More than 1,300 workers landed new jobs through professional conversion programmes last year, a rise of 20 per cent from the previous year.

The programmes were started to help jobseekers acquire new skills so that they can switch industries or specialise in a different field.

The improved success rate is encouraging, Manpower Minister Lim Swee Say said in Parliament yesterday, when he gave an update on the Government's efforts to support jobseekers.

Mr Zaqy Mohamad (Chua Chu Kang GRC) had asked about the programmes' take-up rates.

Mr Lim said the 1,300 successful candidates form about half the pool of people whom the programmes tried to match with jobs.

The rest may have found work on their own or through other means, like the National Jobs Bank.

"Our success rate of helping jobseekers to find jobs... has been fairly balanced and inclusive," Mr Lim said, giving a demographic breakdown of all the successful jobseekers helped by the Manpower Ministry's Adapt and Grow support programmes.

About three in five were rank-and-file workers, while the rest were professionals, managers, executives and technicians (PMETs). Around two in five were 50 or older.

A third of successful jobseekers had been out of work for more than six months, putting them in the category of the long-term unemployed.

Mr Lim acknowledged that older PMETs may find it harder to get a new job in a new field, noting that most of those who change jobs end up at the bottom of the ladder.

This may discourage older PMETs from embarking on a new career, he said.

He hinted that the Manpower Ministry might announce measures to improve professional conversion programmes to address this challenge.
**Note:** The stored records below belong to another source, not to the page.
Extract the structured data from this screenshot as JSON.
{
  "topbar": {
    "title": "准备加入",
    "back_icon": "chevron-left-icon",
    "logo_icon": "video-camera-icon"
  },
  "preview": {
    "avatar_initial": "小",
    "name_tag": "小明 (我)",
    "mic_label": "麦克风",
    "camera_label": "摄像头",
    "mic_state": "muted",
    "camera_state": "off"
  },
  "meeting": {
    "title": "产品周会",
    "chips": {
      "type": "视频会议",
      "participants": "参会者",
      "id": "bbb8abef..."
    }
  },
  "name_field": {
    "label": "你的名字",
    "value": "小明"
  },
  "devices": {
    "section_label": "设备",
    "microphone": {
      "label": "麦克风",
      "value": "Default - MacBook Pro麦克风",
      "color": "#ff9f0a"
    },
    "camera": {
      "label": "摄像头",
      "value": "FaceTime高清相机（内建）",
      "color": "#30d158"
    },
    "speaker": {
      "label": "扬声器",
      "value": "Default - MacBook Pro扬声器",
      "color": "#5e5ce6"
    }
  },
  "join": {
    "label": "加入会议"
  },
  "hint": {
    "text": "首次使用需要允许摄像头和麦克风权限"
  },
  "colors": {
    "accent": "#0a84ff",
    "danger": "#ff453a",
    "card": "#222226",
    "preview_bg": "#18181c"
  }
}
These could be unveiled during the debate on its annual budget in Parliament next month.

The conversion programmes began in 2007. Since then, with economic restructuring and slowing local workforce growth, the risk of mismatch between jobseekers and jobs created has risen.

To minimise the risk, the Government recently doubled the number of conversion programmes to cover more sectors. There were 50 programmes at the end of last year, compared with 22 at the start of the year.